It’s a warm Saturday afternoon and Peter Disney, a volunteer for Santa Cruz Mutual Aid, is unloading a wagon from the back of his car, comically overstuffed with thick blankets, KN95 masks, donated clothing, condoms, toothbrushes, toothpaste, antiseptic wipes, sanitation pads, Narcan, menstrual hygiene products, underwear, socks, and water.

Disney is embarking on his almost daily visit to a houseless encampment behind Evergreen Cemetery next to Highway 1 to distribute resources. Encampment residents refer to this stretch of tents as “Hell Street.”

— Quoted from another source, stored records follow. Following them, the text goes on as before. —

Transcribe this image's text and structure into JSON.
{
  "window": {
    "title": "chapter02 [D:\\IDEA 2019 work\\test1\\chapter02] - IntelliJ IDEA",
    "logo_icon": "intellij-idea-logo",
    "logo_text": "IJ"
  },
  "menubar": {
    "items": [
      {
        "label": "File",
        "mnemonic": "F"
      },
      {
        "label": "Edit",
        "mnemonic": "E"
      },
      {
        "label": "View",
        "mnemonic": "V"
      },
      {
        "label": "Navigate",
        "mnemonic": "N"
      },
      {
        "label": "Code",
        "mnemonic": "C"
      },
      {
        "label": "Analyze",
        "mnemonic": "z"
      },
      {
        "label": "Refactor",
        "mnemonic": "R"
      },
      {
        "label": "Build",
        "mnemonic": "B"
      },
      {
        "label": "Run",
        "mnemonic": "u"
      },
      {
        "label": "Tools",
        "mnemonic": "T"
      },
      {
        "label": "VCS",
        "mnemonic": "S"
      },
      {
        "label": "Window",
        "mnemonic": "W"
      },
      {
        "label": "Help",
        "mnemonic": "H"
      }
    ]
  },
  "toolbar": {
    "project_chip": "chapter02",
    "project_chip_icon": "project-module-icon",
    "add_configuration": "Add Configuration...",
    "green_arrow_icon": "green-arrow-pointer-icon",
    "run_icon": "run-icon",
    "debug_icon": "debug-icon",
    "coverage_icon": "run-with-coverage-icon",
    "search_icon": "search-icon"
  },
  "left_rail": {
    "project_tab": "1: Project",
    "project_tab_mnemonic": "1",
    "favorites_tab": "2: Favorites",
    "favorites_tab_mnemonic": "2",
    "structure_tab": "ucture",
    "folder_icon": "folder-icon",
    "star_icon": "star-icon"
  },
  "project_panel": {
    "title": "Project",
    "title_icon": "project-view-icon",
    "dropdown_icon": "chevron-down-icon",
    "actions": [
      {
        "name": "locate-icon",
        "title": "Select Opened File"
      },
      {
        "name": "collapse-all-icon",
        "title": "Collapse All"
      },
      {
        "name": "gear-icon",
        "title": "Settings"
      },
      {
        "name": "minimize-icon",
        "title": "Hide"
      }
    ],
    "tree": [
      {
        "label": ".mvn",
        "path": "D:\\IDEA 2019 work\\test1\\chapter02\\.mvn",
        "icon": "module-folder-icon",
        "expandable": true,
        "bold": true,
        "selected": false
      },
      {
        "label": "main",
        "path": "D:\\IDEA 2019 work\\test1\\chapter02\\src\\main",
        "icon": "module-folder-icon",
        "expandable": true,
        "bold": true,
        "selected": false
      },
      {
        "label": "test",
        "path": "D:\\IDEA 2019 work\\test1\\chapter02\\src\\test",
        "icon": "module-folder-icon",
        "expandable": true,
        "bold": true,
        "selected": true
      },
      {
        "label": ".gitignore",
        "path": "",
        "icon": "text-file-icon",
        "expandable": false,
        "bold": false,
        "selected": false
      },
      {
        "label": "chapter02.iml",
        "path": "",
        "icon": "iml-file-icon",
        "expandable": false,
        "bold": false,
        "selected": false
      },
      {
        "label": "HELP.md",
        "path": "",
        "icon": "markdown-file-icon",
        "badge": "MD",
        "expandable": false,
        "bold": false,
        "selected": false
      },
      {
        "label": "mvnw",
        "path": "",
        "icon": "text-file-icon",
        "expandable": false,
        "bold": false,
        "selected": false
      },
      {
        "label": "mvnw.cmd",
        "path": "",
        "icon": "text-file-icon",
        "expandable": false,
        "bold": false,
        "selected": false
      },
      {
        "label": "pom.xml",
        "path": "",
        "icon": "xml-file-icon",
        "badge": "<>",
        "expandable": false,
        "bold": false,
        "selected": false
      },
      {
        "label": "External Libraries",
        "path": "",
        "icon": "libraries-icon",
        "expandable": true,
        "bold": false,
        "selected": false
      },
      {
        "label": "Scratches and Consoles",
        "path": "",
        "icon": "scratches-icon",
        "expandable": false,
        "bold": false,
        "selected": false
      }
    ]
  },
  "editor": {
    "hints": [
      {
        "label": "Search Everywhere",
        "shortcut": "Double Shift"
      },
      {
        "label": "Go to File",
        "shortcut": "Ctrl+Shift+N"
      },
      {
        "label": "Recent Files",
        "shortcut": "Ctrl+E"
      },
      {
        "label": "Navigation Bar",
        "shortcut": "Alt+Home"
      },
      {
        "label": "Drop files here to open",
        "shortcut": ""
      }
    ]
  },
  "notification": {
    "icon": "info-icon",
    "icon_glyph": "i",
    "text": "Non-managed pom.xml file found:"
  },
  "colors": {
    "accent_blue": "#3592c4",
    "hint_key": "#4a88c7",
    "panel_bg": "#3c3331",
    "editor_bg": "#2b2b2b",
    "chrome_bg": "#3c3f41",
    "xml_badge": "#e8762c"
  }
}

“A lot of folks were not eligible for unemployment and there weren’t the systems and infrastructure in place to take care of folks,” Disney said. “Mutual aid is kind of this idea that we’re all in this together, and we need to take care of each other because we care about each other.”

Mutual aid funds have been making waves throughout the country since the beginning of the COVID-19 pandemic. They are distinct from traditional charities, as they are smaller, more local, and completely volunteer run. Donated funds go directly to community needs. There are no administrative fees and no salaried workers.

In Santa Cruz County, two major mutual aid organizations are Santa Cruz Mutual Aid and the mutual aid subgroup of the Democratic Socialists of America (DSA). Both operate on a similar structure: individuals donate to a GoFundMe account, and a horizontally-run group of volunteers buys and distributes resources to houseless folks and other community members in need. As they visit encampments, volunteers take note of which supplies go fastest, like tents, socks or water, and use this information to inform future purchasing decisions. 

Mutual aid organizations operate on a set of principles and practices geared toward building community relationships.

Illustration by Ryan Tran.

“You’re doing mutual aid not because you believe that you are always going to be the giver, and you’re always going to be in a position of power where you can give to people,” said Santa Cruz Mutual Aid volunteer Owen Thomas. “You do mutual aid because people who are being resourced now will hopefully be able to resource others in the future, including perhaps you. There’s a phrase that has become popular, which is ‘solidarity, not charity.’”

Both Santa Cruz organizations operate from the standpoint of harm reduction, meaning that while they understand the very real harm posed by illicit drug use, their goal is to approach it as a complex social problem without judgement. So, neither organization imposes any sobriety requirements. 

“[…] People can kind of joke about stuff like wanting to get high or whatever,” said Johanna Isaacson, a DSA volunteer, about people who show up to DSA distributions. “It’s not like this kind of thing where you have to be the morally perfect person to be allowed to have food or to be allowed to live or to be allowed some dignity.”  

After essentials like water and blankets, hygiene supplies and Narcan, a nasal spray to treat narcotic overdose, are the quickest items to leave Disney’s cart. 

Along the dirt walkway, empty soda cups filled with boxes of free Narcan hang from trees. Disney makes a point to say this distribution system was completely created by the houseless to ensure those who weren’t able to personally collect Narcan from the distribution could still have access in an emergency. 

“Harm reduction is important because it literally saves lives. The problem here isn’t that these people are bad or that they should have some sort of shame. These are members of our community who deserve to be cared about,” Disney said. “Doing anything less and hiding the problems of this community doesn’t fix anything, it just exacerbates the issue. Shame and stigma kills.”

Many houseless folks also approach Disney as the cart comes through asking to exchange dirty needles and drug supplies. Disney turns them away, since this is not a service provided by the mutual aid fund, and gives the phone number for the Harm Reduction Coalition of Santa Cruz who run a pickup and exchange program for clean needles and sharps, along with other safe injecting supplies. 

This is in contrast to the county-run camp at the Benchlands, located along the San Lorenzo River right below Water Street, where Disney notes the enforcement of policies to confiscate drugs and drug paraphernalia. Additionally, the county-run camps have limited capacity, and impose strict restrictions on the ability of houseless individuals to enter and leave the camps at will. 

Volunteers in both mutual aid organizations stress the value of meeting the houseless where they are, with the general understanding that gatekeeping access to these resources will likely result in worse outcomes. As a result, mutual aid distributors often must be tolerant of people approaching them maskless, or in manic or altered states. 

Both mutual aid funds emphasize the importance of building strong communal relationships in this time of crisis. 

“We are really interdependent,” said DSA volunteer Johanna Isaacson of the Santa Cruz community. “I really hope that this effort to take care of each other just keeps growing and growing.”